● **WHAT IS NEEDED**: Below is a block of entries, which should be copied verbatim apart from the pictures.

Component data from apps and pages
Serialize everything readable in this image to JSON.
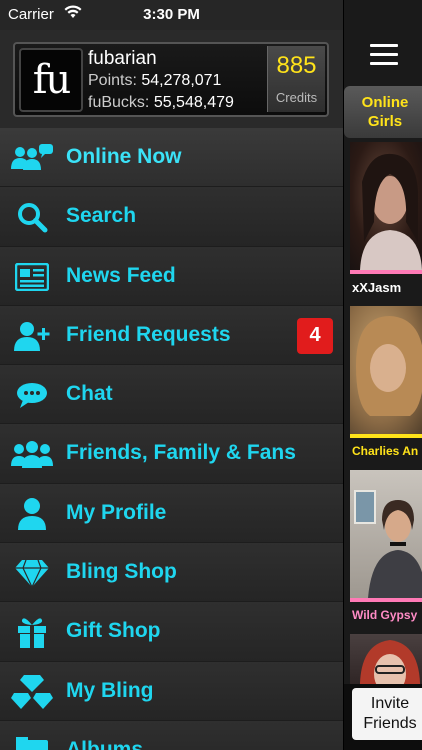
{
  "status": {
    "carrier": "Carrier",
    "time": "3:30 PM"
  },
  "profile": {
    "logo_text": "fu",
    "username": "fubarian",
    "points_label": "Points:",
    "points_value": "54,278,071",
    "fubucks_label": "fuBucks:",
    "fubucks_value": "55,548,479",
    "credits_value": "885",
    "credits_label": "Credits"
  },
  "menu": {
    "items": [
      {
        "label": "Online Now",
        "icon": "online-now-icon"
      },
      {
        "label": "Search",
        "icon": "search-icon"
      },
      {
        "label": "News Feed",
        "icon": "news-feed-icon"
      },
      {
        "label": "Friend Requests",
        "icon": "friend-request-icon",
        "badge": "4"
      },
      {
        "label": "Chat",
        "icon": "chat-icon"
      },
      {
        "label": "Friends, Family & Fans",
        "icon": "friends-icon"
      },
      {
        "label": "My Profile",
        "icon": "profile-icon"
      },
      {
        "label": "Bling Shop",
        "icon": "diamond-icon"
      },
      {
        "label": "Gift Shop",
        "icon": "gift-icon"
      },
      {
        "label": "My Bling",
        "icon": "diamonds-icon"
      },
      {
        "label": "Albums",
        "icon": "albums-icon"
      }
    ]
  },
  "right_panel": {
    "tab_line1": "Online",
    "tab_line2": "Girls",
    "cards": [
      {
        "name": "xXJasm"
      },
      {
        "name": "Charlies An"
      },
      {
        "name": "Wild Gypsy"
      }
    ],
    "invite_line1": "Invite",
    "invite_line2": "Friends"
  },
  "colors": {
    "accent_cyan": "#1fd6ef",
    "credits_yellow": "#ffe31a",
    "badge_red": "#e11c1c",
    "card_bar_pink": "#ff7ab6"
  }
}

● **PROBLEM SOLUTION**:
Serialize everything readable in this image to JSON.
{
  "status": {
    "carrier": "Carrier",
    "time": "3:30 PM"
  },
  "profile": {
    "logo_text": "fu",
    "username": "fubarian",
    "points_label": "Points:",
    "points_value": "54,278,071",
    "fubucks_label": "fuBucks:",
    "fubucks_value": "55,548,479",
    "credits_value": "885",
    "credits_label": "Credits"
  },
  "menu": {
    "items": [
      {
        "label": "Online Now",
        "icon": "online-now-icon"
      },
      {
        "label": "Search",
        "icon": "search-icon"
      },
      {
        "label": "News Feed",
        "icon": "news-feed-icon"
      },
      {
        "label": "Friend Requests",
        "icon": "friend-request-icon",
        "badge": "4"
      },
      {
        "label": "Chat",
        "icon": "chat-icon"
      },
      {
        "label": "Friends, Family & Fans",
        "icon": "friends-icon"
      },
      {
        "label": "My Profile",
        "icon": "profile-icon"
      },
      {
        "label": "Bling Shop",
        "icon": "diamond-icon"
      },
      {
        "label": "Gift Shop",
        "icon": "gift-icon"
      },
      {
        "label": "My Bling",
        "icon": "diamonds-icon"
      },
      {
        "label": "Albums",
        "icon": "albums-icon"
      }
    ]
  },
  "right_panel": {
    "tab_line1": "Online",
    "tab_line2": "Girls",
    "cards": [
      {
        "name": "xXJasm"
      },
      {
        "name": "Charlies An"
      },
      {
        "name": "Wild Gypsy"
      }
    ],
    "invite_line1": "Invite",
    "invite_line2": "Friends"
  },
  "colors": {
    "accent_cyan": "#1fd6ef",
    "credits_yellow": "#ffe31a",
    "badge_red": "#e11c1c",
    "card_bar_pink": "#ff7ab6"
  }
}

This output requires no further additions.